- Updates are relatively costly, taking 5-10 minutes to compute, depending on the size of the targeted uSRS.
- It is possible to cheat on updates, performing them faster but without adding the reference string’s security.
Combined, these factors pose a challenge, especially in the proof-of-work setting, where the update needs to be performed before a miner can start mining a block. This delays non-cheating miners, while their cheating counterparts are already mining! As a result, the mining difficulty (corresponding to the intended time between blocks) should not be too low, as the lower it is, the greater a cheating miner benefits. On the other hand, a high difficulty naturally leads to a longer time to reach consensus. This tradeoff is charted in Figure 1.
Provided the difficulty is calibrated appropriately, a simulation analysis shows that this effect does not damage overall security. Depending on the probability of failure (є) we are willing to tolerate, and the fraction of an attacker’s mining power (а) we want to protect against, the uSRS can be securely generated with the procedure either within a few hours, or within several months in a more pessimistic scenario, as shown in Figure 1.

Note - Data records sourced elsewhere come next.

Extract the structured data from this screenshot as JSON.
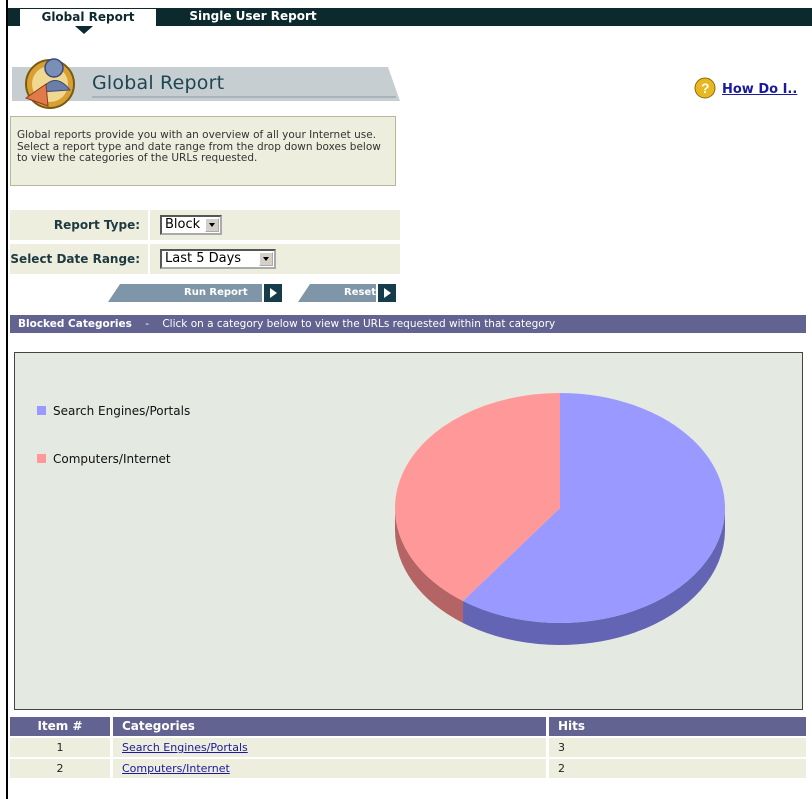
{
  "tabs": [
    {
      "label": "Global Report",
      "active": true
    },
    {
      "label": "Single User Report",
      "active": false
    }
  ],
  "header": {
    "title": "Global Report",
    "help_link": "How Do I.."
  },
  "description": "Global reports provide you with an overview of all your Internet use. Select a report type and date range from the drop down boxes below to view the categories of the URLs requested.",
  "form": {
    "report_type_label": "Report Type:",
    "report_type_value": "Block",
    "date_range_label": "Select Date Range:",
    "date_range_value": "Last 5 Days"
  },
  "buttons": {
    "run_report": "Run Report",
    "reset": "Reset"
  },
  "category_bar": {
    "title": "Blocked Categories",
    "separator": "-",
    "hint": "Click on a category below to view the URLs requested within that category"
  },
  "colors": {
    "search_engines": "#9999ff",
    "computers_internet": "#ff9999",
    "header_bar": "#636391",
    "tab_bar": "#0c2a2e"
  },
  "chart_data": {
    "type": "pie",
    "categories": [
      "Search Engines/Portals",
      "Computers/Internet"
    ],
    "values": [
      3,
      2
    ],
    "legend": [
      "Search Engines/Portals",
      "Computers/Internet"
    ],
    "legend_position": "left"
  },
  "table": {
    "headers": [
      "Item #",
      "Categories",
      "Hits"
    ],
    "rows": [
      {
        "item": "1",
        "category": "Search Engines/Portals",
        "hits": "3"
      },
      {
        "item": "2",
        "category": "Computers/Internet",
        "hits": "2"
      }
    ]
  }
}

Figure 1. The time needed until at least one honest update is guaranteed, as a function of the target block time
Source: ‘Mining for Privacy: How to Bootstrap a Snarky Blockchain’ research paper
A similar issue occurs when considering rational behavior – miners seeking only profit will also try to cheat on their updates, not out of malice, but simply because they can produce blocks faster if they do. This can be circumvented by additionally rewarding good behavior – a sampling of miners can be asked after the fact to provide the randomness for their updates, and demonstrate that it was sampled in an appropriate way (for instance, using a hash function). If they are able to do so, they can gain an additional reward, offsetting any loss they might have from not cheating.
In summary, the applicability of zk-SNARKs greatly benefits different on-chain use cases resolving privacy, interoperability, and scalability issues. While the trusted setup, required for many zk-SNARKs, appears to be at odds with the decentralized nature of distributed ledgers, it can be performed in a fully decentralized way for SNARKs with updatable reference strings. Although in principle it is also possible to use transparent SNARKs such as Halo, the techniques described above allow SNARKs such as Plonk (which may be more efficient depending on the circumstances), relying on updatable reference strings, to be also used safely for on-chain applications – it is no longer the case that SNARK setups are too opaque to trust, if they ever were.